(Data begins)

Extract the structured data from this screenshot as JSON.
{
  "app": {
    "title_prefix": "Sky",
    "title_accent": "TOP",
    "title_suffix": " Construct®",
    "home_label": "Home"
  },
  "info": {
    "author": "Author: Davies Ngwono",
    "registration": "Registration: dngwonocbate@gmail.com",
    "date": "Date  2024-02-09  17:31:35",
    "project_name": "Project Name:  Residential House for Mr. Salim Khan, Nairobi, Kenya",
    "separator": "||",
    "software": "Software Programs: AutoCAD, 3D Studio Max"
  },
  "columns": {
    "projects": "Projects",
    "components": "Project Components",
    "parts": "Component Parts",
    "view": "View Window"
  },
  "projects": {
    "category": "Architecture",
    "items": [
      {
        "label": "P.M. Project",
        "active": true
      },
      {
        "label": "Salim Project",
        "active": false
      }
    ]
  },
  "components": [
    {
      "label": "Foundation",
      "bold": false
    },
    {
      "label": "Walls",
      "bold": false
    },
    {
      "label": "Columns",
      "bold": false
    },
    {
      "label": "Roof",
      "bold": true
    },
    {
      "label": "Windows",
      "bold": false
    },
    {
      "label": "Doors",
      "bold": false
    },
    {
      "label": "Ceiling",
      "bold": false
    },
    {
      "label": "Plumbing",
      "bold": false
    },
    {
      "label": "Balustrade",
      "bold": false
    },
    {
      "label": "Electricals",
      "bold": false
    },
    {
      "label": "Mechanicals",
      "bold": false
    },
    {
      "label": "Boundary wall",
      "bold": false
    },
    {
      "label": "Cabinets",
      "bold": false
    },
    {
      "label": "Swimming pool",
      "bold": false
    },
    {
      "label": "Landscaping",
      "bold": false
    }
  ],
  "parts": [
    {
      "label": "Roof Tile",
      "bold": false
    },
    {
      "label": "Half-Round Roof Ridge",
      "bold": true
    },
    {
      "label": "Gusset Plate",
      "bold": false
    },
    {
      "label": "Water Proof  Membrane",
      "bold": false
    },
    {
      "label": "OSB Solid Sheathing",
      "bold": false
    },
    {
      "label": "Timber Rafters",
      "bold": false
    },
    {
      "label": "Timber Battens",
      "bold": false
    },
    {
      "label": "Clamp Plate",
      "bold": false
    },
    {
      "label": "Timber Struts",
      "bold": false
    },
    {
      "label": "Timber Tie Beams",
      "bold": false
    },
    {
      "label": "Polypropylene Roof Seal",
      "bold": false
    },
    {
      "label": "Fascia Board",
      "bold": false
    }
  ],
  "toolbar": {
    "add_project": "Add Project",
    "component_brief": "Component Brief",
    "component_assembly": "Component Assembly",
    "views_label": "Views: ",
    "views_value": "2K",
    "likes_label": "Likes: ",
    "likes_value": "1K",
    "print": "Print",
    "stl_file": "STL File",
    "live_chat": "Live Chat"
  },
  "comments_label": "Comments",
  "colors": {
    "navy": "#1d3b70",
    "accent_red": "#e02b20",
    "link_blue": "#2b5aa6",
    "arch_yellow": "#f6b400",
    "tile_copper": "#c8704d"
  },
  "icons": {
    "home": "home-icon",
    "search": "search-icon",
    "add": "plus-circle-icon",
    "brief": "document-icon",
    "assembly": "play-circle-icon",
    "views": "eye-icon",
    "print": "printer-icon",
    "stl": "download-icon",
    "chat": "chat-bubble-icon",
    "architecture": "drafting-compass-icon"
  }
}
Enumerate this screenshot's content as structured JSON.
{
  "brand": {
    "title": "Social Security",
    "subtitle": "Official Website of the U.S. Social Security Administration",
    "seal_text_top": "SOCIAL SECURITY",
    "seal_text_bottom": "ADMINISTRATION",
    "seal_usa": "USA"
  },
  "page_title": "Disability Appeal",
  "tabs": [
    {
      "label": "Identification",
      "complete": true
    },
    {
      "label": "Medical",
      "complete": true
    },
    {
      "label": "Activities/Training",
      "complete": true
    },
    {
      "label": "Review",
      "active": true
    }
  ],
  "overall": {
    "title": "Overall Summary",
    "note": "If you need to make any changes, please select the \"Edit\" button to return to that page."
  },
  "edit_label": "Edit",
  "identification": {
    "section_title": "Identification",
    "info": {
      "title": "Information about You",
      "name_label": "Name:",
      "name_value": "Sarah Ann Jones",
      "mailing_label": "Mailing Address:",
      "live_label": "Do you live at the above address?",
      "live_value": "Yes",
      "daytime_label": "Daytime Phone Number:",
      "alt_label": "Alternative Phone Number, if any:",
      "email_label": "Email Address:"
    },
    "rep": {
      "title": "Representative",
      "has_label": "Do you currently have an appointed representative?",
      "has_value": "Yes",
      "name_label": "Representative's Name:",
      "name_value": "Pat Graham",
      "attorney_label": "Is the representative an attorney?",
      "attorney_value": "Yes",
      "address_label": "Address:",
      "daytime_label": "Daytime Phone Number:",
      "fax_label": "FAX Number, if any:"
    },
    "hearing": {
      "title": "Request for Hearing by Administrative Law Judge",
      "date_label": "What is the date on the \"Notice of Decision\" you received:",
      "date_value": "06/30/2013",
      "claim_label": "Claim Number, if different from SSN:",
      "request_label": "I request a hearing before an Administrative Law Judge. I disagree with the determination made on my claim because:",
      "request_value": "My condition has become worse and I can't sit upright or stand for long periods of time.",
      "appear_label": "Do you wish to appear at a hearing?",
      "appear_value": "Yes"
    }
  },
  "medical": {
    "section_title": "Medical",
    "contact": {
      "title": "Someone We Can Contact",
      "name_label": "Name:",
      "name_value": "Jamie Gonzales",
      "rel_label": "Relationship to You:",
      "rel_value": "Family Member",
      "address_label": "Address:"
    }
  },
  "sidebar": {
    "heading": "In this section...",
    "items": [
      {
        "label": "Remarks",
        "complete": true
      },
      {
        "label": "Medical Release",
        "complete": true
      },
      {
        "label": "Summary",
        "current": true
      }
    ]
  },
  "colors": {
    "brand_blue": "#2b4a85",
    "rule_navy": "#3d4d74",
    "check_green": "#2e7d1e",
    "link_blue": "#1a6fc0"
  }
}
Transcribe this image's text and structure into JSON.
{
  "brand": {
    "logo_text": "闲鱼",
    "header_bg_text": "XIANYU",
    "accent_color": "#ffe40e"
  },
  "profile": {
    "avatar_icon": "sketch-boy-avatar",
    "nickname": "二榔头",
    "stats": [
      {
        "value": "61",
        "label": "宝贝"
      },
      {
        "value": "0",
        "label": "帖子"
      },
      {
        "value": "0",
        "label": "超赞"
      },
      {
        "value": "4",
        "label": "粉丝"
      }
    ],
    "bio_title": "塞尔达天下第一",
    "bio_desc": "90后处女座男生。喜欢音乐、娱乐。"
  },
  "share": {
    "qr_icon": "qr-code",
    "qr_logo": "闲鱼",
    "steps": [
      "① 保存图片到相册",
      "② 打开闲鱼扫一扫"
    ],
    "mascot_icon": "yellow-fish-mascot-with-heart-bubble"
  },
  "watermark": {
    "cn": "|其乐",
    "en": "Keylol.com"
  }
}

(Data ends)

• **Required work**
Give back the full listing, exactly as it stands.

• **Answer section**
Extract the structured data from this screenshot as JSON.
{
  "app": {
    "title_prefix": "Sky",
    "title_accent": "TOP",
    "title_suffix": " Construct®",
    "home_label": "Home"
  },
  "info": {
    "author": "Author: Davies Ngwono",
    "registration": "Registration: dngwonocbate@gmail.com",
    "date": "Date  2024-02-09  17:31:35",
    "project_name": "Project Name:  Residential House for Mr. Salim Khan, Nairobi, Kenya",
    "separator": "||",
    "software": "Software Programs: AutoCAD, 3D Studio Max"
  },
  "columns": {
    "projects": "Projects",
    "components": "Project Components",
    "parts": "Component Parts",
    "view": "View Window"
  },
  "projects": {
    "category": "Architecture",
    "items": [
      {
        "label": "P.M. Project",
        "active": true
      },
      {
        "label": "Salim Project",
        "active": false
      }
    ]
  },
  "components": [
    {
      "label": "Foundation",
      "bold": false
    },
    {
      "label": "Walls",
      "bold": false
    },
    {
      "label": "Columns",
      "bold": false
    },
    {
      "label": "Roof",
      "bold": true
    },
    {
      "label": "Windows",
      "bold": false
    },
    {
      "label": "Doors",
      "bold": false
    },
    {
      "label": "Ceiling",
      "bold": false
    },
    {
      "label": "Plumbing",
      "bold": false
    },
    {
      "label": "Balustrade",
      "bold": false
    },
    {
      "label": "Electricals",
      "bold": false
    },
    {
      "label": "Mechanicals",
      "bold": false
    },
    {
      "label": "Boundary wall",
      "bold": false
    },
    {
      "label": "Cabinets",
      "bold": false
    },
    {
      "label": "Swimming pool",
      "bold": false
    },
    {
      "label": "Landscaping",
      "bold": false
    }
  ],
  "parts": [
    {
      "label": "Roof Tile",
      "bold": false
    },
    {
      "label": "Half-Round Roof Ridge",
      "bold": true
    },
    {
      "label": "Gusset Plate",
      "bold": false
    },
    {
      "label": "Water Proof  Membrane",
      "bold": false
    },
    {
      "label": "OSB Solid Sheathing",
      "bold": false
    },
    {
      "label": "Timber Rafters",
      "bold": false
    },
    {
      "label": "Timber Battens",
      "bold": false
    },
    {
      "label": "Clamp Plate",
      "bold": false
    },
    {
      "label": "Timber Struts",
      "bold": false
    },
    {
      "label": "Timber Tie Beams",
      "bold": false
    },
    {
      "label": "Polypropylene Roof Seal",
      "bold": false
    },
    {
      "label": "Fascia Board",
      "bold": false
    }
  ],
  "toolbar": {
    "add_project": "Add Project",
    "component_brief": "Component Brief",
    "component_assembly": "Component Assembly",
    "views_label": "Views: ",
    "views_value": "2K",
    "likes_label": "Likes: ",
    "likes_value": "1K",
    "print": "Print",
    "stl_file": "STL File",
    "live_chat": "Live Chat"
  },
  "comments_label": "Comments",
  "colors": {
    "navy": "#1d3b70",
    "accent_red": "#e02b20",
    "link_blue": "#2b5aa6",
    "arch_yellow": "#f6b400",
    "tile_copper": "#c8704d"
  },
  "icons": {
    "home": "home-icon",
    "search": "search-icon",
    "add": "plus-circle-icon",
    "brief": "document-icon",
    "assembly": "play-circle-icon",
    "views": "eye-icon",
    "print": "printer-icon",
    "stl": "download-icon",
    "chat": "chat-bubble-icon",
    "architecture": "drafting-compass-icon"
  }
}
Enumerate this screenshot's content as structured JSON.
{
  "brand": {
    "title": "Social Security",
    "subtitle": "Official Website of the U.S. Social Security Administration",
    "seal_text_top": "SOCIAL SECURITY",
    "seal_text_bottom": "ADMINISTRATION",
    "seal_usa": "USA"
  },
  "page_title": "Disability Appeal",
  "tabs": [
    {
      "label": "Identification",
      "complete": true
    },
    {
      "label": "Medical",
      "complete": true
    },
    {
      "label": "Activities/Training",
      "complete": true
    },
    {
      "label": "Review",
      "active": true
    }
  ],
  "overall": {
    "title": "Overall Summary",
    "note": "If you need to make any changes, please select the \"Edit\" button to return to that page."
  },
  "edit_label": "Edit",
  "identification": {
    "section_title": "Identification",
    "info": {
      "title": "Information about You",
      "name_label": "Name:",
      "name_value": "Sarah Ann Jones",
      "mailing_label": "Mailing Address:",
      "live_label": "Do you live at the above address?",
      "live_value": "Yes",
      "daytime_label": "Daytime Phone Number:",
      "alt_label": "Alternative Phone Number, if any:",
      "email_label": "Email Address:"
    },
    "rep": {
      "title": "Representative",
      "has_label": "Do you currently have an appointed representative?",
      "has_value": "Yes",
      "name_label": "Representative's Name:",
      "name_value": "Pat Graham",
      "attorney_label": "Is the representative an attorney?",
      "attorney_value": "Yes",
      "address_label": "Address:",
      "daytime_label": "Daytime Phone Number:",
      "fax_label": "FAX Number, if any:"
    },
    "hearing": {
      "title": "Request for Hearing by Administrative Law Judge",
      "date_label": "What is the date on the \"Notice of Decision\" you received:",
      "date_value": "06/30/2013",
      "claim_label": "Claim Number, if different from SSN:",
      "request_label": "I request a hearing before an Administrative Law Judge. I disagree with the determination made on my claim because:",
      "request_value": "My condition has become worse and I can't sit upright or stand for long periods of time.",
      "appear_label": "Do you wish to appear at a hearing?",
      "appear_value": "Yes"
    }
  },
  "medical": {
    "section_title": "Medical",
    "contact": {
      "title": "Someone We Can Contact",
      "name_label": "Name:",
      "name_value": "Jamie Gonzales",
      "rel_label": "Relationship to You:",
      "rel_value": "Family Member",
      "address_label": "Address:"
    }
  },
  "sidebar": {
    "heading": "In this section...",
    "items": [
      {
        "label": "Remarks",
        "complete": true
      },
      {
        "label": "Medical Release",
        "complete": true
      },
      {
        "label": "Summary",
        "current": true
      }
    ]
  },
  "colors": {
    "brand_blue": "#2b4a85",
    "rule_navy": "#3d4d74",
    "check_green": "#2e7d1e",
    "link_blue": "#1a6fc0"
  }
}
Transcribe this image's text and structure into JSON.
{
  "brand": {
    "logo_text": "闲鱼",
    "header_bg_text": "XIANYU",
    "accent_color": "#ffe40e"
  },
  "profile": {
    "avatar_icon": "sketch-boy-avatar",
    "nickname": "二榔头",
    "stats": [
      {
        "value": "61",
        "label": "宝贝"
      },
      {
        "value": "0",
        "label": "帖子"
      },
      {
        "value": "0",
        "label": "超赞"
      },
      {
        "value": "4",
        "label": "粉丝"
      }
    ],
    "bio_title": "塞尔达天下第一",
    "bio_desc": "90后处女座男生。喜欢音乐、娱乐。"
  },
  "share": {
    "qr_icon": "qr-code",
    "qr_logo": "闲鱼",
    "steps": [
      "① 保存图片到相册",
      "② 打开闲鱼扫一扫"
    ],
    "mascot_icon": "yellow-fish-mascot-with-heart-bubble"
  },
  "watermark": {
    "cn": "|其乐",
    "en": "Keylol.com"
  }
}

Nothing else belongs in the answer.